What legal rights do I have when I am employed by a physician who unsuccessfully treated and diagnosed me for the neck condition that is making me unable to work?

Get Legal Help Today

 Secured with SHA-256 Encryption

What legal rights do I have when I am employed by a physician who unsuccessfully treated and diagnosed me for the neck condition that is making me unable to work?

I have arthritis and injury to C1 and C2 vertebrae. The physician I work unsuccessfully treated me and said nothing was wrong. After getting the diagnosis from a physician of my choosing the physician I am employed by has increased my workload to the point where I cannot perform my job. What legal recourse or rights do I have?

Asked on January 17, 2017 under Malpractice Law, Georgia

Answers:

SJZ, Member, New York Bar / FreeAdvice Contributing Attorney

Answered 4 years ago | Contributor

While the physician you work for would not necessarily have to *decrease* your workload for you, *increasing* it when aware (as he obviously is) of your condition could be considered disability-related harassment or discrimination, and you may have a legal claim on that basis.

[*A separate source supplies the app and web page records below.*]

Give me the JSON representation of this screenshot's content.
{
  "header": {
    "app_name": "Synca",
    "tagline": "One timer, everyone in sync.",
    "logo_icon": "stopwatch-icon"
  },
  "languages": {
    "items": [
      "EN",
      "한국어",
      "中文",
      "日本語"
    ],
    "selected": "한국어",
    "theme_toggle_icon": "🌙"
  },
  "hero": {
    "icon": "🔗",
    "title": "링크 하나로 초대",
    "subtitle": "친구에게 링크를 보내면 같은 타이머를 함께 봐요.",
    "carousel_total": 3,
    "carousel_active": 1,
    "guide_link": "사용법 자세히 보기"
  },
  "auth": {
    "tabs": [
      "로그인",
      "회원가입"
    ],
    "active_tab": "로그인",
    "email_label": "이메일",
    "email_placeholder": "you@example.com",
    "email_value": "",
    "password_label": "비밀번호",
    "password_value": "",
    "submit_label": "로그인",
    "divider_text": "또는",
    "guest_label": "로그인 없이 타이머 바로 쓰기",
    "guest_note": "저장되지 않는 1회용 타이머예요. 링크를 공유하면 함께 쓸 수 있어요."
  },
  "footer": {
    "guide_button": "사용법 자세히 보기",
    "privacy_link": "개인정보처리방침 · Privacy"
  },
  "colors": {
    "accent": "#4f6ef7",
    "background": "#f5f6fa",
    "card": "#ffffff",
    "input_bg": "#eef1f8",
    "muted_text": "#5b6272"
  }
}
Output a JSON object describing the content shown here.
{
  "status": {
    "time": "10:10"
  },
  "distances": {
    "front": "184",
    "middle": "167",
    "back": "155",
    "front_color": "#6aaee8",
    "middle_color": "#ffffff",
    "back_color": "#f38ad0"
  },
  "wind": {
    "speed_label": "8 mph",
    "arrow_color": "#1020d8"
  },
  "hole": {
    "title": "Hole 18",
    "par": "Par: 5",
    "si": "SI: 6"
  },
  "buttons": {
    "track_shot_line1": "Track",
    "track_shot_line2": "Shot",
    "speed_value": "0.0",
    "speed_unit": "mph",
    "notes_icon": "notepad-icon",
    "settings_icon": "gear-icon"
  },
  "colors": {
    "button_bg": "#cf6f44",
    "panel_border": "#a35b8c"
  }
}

You should contact the federal EEOC or your state equal/civil rights agency to explore that possibility.
If the treatment you received was negligent (careless) in some way, or otherwise did not rise to currently accepted standards, AND caused you some additional injury, you may be able to sue for malpractice. (If it did not cause you additional harm or injury, there's no point in suing--you can only recover compensation in a malpractice case for the harm, etc. done.) To explore this as an option, consult in detail with a medical malpractice attorney; many such lawyers provide a free initial consultation to evaluate a case, and you can inquire into this before you make the appointment.


IMPORTANT NOTICE: The Answer(s) provided above are for general information only. The attorney providing the answer was not serving as the attorney for the person submitting the question or in any attorney-client relationship with such person. Laws may vary from state to state, and sometimes change. Tiny variations in the facts, or a fact not set forth in a question, often can change a legal outcome or an attorney's conclusion. Although AttorneyPages.com has verified the attorney was admitted to practice law in at least one jurisdiction, he or she may not be authorized to practice law in the jurisdiction referred to in the question, nor is he or she necessarily experienced in the area of the law involved. Unlike the information in the Answer(s) above, upon which you should NOT rely, for personal advice you can rely upon we suggest you retain an attorney to represent you.

Get Legal Help Today

Find the right lawyer for your legal issue.

 Secured with SHA-256 Encryption